Hu also met French President Nicolas Sarkozy, Australian Prime Minister Kevin Rudd and Japanese Prime Minister Yasuo Fukuda.
Apart from Bush, Xi settled for the B team: Qatar’s crown prince and his Iranian and Kenyan counterparts.
As a “princeling”, or a child of China’s political elite, Xi also hobnobbed with royal family members from Belgium, Denmark, the Netherlands, Qatar, Spain, Thailand and Tonga.
When Hu hosted lunch for visiting dignitaries, Xi was at table No. 6 sitting next to the Mongolian and Swiss presidents.
News of Xi’s meetings was relegated to the inside pages of the People’s Daily with no pictures. Xi, ranked sixth in the Party hierarchy, shied away from TV.
“For him, the risks are high if things go wrong,” Pei Minxin, a senior associate with the China programme of Carnegie Endowment for International Peace, said at a recent panel discussion.
“But then what if things go right?” he asked. “Then protocol, political protocol, requires that he cede the limelight to Mr. Hu. So he will not take the credit for things...if the Olympics turn out to be a spectacular event.”
Part of Xi’s low-profile strategy has been to allay Western fears of rising Chinese nationalism and temper expectations of many Chinese officials that this will be the greatest Olympics ever.

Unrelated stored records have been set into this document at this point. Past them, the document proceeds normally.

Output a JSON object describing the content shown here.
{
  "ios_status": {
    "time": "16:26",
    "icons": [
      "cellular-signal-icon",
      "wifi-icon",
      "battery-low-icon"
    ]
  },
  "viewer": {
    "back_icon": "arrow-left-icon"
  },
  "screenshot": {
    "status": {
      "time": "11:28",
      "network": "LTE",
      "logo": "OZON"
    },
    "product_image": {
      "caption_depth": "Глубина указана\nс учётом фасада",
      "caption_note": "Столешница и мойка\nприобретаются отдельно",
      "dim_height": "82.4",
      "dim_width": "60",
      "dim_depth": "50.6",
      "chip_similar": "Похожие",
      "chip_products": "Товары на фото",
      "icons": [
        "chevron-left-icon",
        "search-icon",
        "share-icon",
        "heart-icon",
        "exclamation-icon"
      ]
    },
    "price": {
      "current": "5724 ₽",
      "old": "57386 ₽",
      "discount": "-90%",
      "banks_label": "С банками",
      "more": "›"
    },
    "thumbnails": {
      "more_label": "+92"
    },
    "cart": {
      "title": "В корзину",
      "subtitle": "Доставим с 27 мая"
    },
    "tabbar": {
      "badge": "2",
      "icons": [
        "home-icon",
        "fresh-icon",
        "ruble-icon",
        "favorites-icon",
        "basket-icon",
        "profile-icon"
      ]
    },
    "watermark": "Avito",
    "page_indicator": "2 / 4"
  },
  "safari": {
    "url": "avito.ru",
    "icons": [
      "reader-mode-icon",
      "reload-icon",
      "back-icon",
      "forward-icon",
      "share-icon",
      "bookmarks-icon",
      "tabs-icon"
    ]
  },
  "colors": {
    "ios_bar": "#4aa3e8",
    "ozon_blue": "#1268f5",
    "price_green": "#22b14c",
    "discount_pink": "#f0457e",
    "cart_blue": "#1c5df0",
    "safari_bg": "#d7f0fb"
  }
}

He also played down anti-Chinese protests which dogged the international leg of the Olympic torch relay in the wake of unrest in Tibet.
“We feel this is nothing out of the ordinary,” Xi said.